Although they’re not supposed to be sold to minors, the vapes are wildly popular with teenagers and have spawned memes and parody accounts on social media. In recent months, JUUL has introduced lower-nicotine pods and has begun age-verifying its online sales. But the spread of Juul among teens has happened in part because of online virality.
In a company blog post on Tuesday, Kevin Burns, CEO of Juul Labs, announced the social media shutdown as part of an “action plan” to attempt to counteract teen juuling. Juul is shutting down its Instagram and Facebook accounts, and will confine its Twitter presence to “non-promotional communications only.” YouTube, which Juul has age-restricted to 21+, will be used for adult testimonials about quitting smoking.

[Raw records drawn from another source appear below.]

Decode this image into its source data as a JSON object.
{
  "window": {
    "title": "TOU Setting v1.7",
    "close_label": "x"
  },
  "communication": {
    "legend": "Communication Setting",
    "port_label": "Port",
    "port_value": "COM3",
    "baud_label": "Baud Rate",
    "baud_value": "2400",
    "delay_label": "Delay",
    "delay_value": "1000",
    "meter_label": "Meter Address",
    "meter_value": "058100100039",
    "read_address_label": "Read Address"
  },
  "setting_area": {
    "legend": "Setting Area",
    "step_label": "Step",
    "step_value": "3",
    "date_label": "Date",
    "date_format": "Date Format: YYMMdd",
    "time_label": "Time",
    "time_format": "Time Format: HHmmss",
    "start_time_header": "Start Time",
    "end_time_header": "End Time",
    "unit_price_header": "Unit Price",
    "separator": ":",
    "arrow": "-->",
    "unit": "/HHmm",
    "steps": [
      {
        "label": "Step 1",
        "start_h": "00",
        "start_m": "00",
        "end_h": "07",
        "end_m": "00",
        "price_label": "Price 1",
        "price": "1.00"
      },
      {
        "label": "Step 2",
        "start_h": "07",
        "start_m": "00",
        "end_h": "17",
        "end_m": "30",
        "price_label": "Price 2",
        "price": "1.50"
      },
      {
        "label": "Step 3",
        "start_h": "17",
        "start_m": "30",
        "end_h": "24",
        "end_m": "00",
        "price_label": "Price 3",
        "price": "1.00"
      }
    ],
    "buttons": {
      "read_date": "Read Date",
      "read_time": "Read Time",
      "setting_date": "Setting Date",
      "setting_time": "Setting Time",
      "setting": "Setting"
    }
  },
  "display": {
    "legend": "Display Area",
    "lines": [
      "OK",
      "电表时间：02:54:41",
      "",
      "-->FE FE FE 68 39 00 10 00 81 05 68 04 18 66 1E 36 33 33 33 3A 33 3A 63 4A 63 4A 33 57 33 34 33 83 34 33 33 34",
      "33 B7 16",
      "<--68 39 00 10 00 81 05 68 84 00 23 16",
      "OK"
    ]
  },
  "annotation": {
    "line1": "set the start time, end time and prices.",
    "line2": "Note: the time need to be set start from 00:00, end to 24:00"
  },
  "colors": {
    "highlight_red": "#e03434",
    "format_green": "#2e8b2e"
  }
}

“By deterring social media promotion of the JUUL system by exiting our accounts, we can better prevent teens and non-smokers from ever becoming interested in the device,” Burns wrote.
Not only is the company shutting down its own accounts, but it intends to monitor what other accounts say about Juul as well. “User-generated social media posts involving Juul products or our brand are proliferating across platforms and must be swiftly addressed,” Burns wrote. “There is no question that this user-generated social media content is linked to the appeal of vaping to underage users. This is why we have worked directly with social media platforms to remove tens of thousands of inappropriate posts.”
At this point, Juul has become so embedded in teen and high school culture that it’s unclear whether deplatforming its own brand will make the company any less popular with minors.
Last month, researchers found that at least a quarter of Juul’s Twitter followers appeared to be under the age of 18. "Juul representatives have said the company is not trying to target adolescents with their advertising or sales, but our research clearly indicates that a sizeable proportion of their Twitter audience is exactly this population," lead author Kar-Hai Chu, Ph.D. said in a press release for the study. "This is highly concerning because adolescents exposed to e-cigarette marketing are more likely to use e-cigarettes and, in turn, young adults who use e-cigarettes are four times as likely as their non-vaping peers to transition to smoking traditional tobacco cigarettes."
This is the latest in an ongoing struggle between the Food and Drug Administration and vape companies. In April, the FDA sent warnings to retailers, informing them that they were violating laws that prohibit selling e-cigarettes to minors. And in September, the FDA deemed teenage vaping an “epidemic,” and launched the “largest coordinated enforcement effort in [its] history,” including sending warnings and fines to more than 1,300 retailers and five manufacturers it claimed violated existing minor sales laws.